Editorial: If yellow bags go, what’s next?

The Great Southold Garbage War isn’t over, but both sides have agreed to a cease-fire.

What a wild couple of weeks it’s been in the ongoing dispute between the town and Go-Green Sanitation, a several-years-old battle over the trash hauler’s refusal to comply with the town law requiring that all trash left out for collection be placed in the town’s yellow bags. First, a state Supreme Court justice granted the town’s request for a temporary restraining order against Go-Green, effectively stopping the company from doing business in Southold. A second state judge refused to lift the order and then, on Tuesday, the Town Board agreed to lift the stay for 120 days as the two sides attempt to work out their differences.

Not a bad move, considering that Go-Green’s customers were left to fend for themselves with their trash piling up under the hot summer sun.

While Go-Green is claiming a victory, recent events prove that the company’s long-claimed contention that its customers need not purchase the yellow bags just isn’t true. The company moved from ignoring the law to urging its customers to lobby hard for changing the law.

Go-Green paints itself as the victim of an oppressive government, but that simply isn’t true. It followed a simple business model of undercutting the competition by charging less, which it could do only by ignoring the rules other carters follow. The town can change its waste disposal law and regulations and scrap the yellow bags, but what’s the alternative? Somebody has to pay the debt service on the $4 million transfer station, constructed during a previous administration, and the cost of keeping it running. If that’s not through user fees, which is what the yellow bags are, will it be added to property taxes? Saying anyone whose trash is taken out of town shouldn’t have to pay is akin to the parents of private school students arguing that they should be exempt from local school taxes. There’s a certain logic to it, but it’s not going to happen.
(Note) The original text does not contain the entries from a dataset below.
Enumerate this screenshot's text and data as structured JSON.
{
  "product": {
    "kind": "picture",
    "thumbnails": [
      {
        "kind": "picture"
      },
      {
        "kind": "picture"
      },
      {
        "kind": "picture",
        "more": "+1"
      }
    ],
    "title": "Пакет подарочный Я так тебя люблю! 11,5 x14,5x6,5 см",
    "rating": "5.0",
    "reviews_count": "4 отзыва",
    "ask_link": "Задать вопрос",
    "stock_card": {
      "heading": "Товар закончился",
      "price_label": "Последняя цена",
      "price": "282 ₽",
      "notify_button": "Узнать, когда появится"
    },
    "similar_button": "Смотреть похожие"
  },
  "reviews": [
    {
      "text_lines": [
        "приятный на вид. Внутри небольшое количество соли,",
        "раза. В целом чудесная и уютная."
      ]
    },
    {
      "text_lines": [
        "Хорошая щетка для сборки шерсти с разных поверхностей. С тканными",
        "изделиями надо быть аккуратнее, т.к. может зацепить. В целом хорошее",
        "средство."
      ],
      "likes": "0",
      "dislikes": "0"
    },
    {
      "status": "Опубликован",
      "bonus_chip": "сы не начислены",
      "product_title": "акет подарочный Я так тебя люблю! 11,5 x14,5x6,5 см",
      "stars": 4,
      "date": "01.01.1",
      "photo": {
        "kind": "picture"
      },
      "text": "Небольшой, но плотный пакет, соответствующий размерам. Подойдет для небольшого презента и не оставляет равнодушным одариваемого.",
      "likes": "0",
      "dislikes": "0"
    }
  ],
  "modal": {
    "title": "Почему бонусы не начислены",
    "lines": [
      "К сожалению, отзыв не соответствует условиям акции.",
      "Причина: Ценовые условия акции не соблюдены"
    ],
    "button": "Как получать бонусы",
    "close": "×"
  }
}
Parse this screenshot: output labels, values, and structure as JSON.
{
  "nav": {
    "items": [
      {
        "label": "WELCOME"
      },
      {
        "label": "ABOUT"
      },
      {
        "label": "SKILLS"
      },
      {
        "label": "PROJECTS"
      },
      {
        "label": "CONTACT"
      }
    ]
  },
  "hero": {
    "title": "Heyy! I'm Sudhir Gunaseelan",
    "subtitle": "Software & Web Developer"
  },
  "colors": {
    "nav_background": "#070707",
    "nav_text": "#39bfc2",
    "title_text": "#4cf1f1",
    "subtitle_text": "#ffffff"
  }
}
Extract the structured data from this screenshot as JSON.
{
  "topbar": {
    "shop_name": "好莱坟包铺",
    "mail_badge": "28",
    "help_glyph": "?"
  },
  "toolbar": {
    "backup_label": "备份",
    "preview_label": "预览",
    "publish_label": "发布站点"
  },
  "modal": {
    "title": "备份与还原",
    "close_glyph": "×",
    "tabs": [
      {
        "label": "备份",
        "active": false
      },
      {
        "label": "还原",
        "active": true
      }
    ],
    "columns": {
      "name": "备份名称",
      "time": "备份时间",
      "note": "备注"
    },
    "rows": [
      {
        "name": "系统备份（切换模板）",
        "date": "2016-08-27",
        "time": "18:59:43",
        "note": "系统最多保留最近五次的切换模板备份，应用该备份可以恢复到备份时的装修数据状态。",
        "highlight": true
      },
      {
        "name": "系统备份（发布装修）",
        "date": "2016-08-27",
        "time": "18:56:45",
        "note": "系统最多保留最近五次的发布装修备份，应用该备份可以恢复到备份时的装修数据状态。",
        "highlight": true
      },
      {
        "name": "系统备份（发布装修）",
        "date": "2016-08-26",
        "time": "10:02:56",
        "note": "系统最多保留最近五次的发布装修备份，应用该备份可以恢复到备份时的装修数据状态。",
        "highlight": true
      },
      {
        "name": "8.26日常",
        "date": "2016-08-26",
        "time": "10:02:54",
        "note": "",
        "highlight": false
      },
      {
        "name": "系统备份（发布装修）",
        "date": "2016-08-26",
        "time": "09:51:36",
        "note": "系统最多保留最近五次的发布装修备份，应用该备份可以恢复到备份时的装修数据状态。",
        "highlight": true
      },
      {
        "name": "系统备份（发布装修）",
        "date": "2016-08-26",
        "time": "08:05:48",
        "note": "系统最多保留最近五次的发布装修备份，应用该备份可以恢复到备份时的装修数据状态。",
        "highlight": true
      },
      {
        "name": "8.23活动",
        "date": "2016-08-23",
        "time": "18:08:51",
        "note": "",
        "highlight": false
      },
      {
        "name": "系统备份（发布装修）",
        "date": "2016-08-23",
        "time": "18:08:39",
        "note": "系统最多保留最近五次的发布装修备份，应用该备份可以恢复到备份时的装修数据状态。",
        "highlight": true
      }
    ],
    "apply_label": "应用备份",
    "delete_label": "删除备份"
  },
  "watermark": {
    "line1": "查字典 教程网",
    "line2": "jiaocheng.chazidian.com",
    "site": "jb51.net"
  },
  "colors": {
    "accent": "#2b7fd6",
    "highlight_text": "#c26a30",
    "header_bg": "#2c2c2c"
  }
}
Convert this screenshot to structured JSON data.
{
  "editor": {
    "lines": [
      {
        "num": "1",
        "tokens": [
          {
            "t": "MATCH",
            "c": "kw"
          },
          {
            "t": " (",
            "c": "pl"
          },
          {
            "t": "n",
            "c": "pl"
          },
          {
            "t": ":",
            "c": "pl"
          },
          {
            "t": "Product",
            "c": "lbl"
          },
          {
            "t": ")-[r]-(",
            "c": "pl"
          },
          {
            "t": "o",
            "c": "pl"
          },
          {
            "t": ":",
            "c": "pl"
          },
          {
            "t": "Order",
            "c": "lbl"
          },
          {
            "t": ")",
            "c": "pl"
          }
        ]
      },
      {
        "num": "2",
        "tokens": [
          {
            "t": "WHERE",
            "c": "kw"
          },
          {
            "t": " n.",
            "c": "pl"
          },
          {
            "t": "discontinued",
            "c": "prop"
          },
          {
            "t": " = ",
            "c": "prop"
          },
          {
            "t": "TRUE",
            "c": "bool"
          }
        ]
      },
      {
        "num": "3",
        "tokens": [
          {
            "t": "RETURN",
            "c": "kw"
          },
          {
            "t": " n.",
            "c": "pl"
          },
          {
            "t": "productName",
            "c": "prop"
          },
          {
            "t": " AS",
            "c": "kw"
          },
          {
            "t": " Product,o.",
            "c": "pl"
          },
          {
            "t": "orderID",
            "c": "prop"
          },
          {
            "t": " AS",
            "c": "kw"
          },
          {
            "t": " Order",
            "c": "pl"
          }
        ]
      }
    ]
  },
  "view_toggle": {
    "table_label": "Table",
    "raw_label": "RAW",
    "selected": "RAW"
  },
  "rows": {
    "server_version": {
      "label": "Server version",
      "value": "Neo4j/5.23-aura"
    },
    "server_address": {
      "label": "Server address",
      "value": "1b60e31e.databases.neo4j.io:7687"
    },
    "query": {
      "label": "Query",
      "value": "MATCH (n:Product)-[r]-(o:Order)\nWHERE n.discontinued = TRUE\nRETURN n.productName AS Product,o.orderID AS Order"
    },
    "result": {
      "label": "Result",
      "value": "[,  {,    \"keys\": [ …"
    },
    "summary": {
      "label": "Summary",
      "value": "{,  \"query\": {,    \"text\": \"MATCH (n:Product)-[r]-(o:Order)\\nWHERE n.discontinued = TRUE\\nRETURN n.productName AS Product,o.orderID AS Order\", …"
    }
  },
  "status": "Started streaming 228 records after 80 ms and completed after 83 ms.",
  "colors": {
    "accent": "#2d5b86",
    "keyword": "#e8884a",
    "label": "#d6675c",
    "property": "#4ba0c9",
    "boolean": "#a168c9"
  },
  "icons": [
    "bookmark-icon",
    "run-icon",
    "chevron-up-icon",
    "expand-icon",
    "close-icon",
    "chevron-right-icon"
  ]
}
Go-Green couldn’t compete with other carters if it followed the law so it simply ignored it. That was its decision; it wasn’t forced upon it by the town.

If the yellow bag law has to go, so be it. But remember that any change must be approved by the state Department of Environmental Conservation, which isn’t known for its relaxed, forgiving nature. The town faces two basic tasks; meeting its financial obligations and providing a level playing field for all, residents and carters alike.

It could very well turn out that, in the future, people may look back upon the time of the yellow bag program as “the good old days.”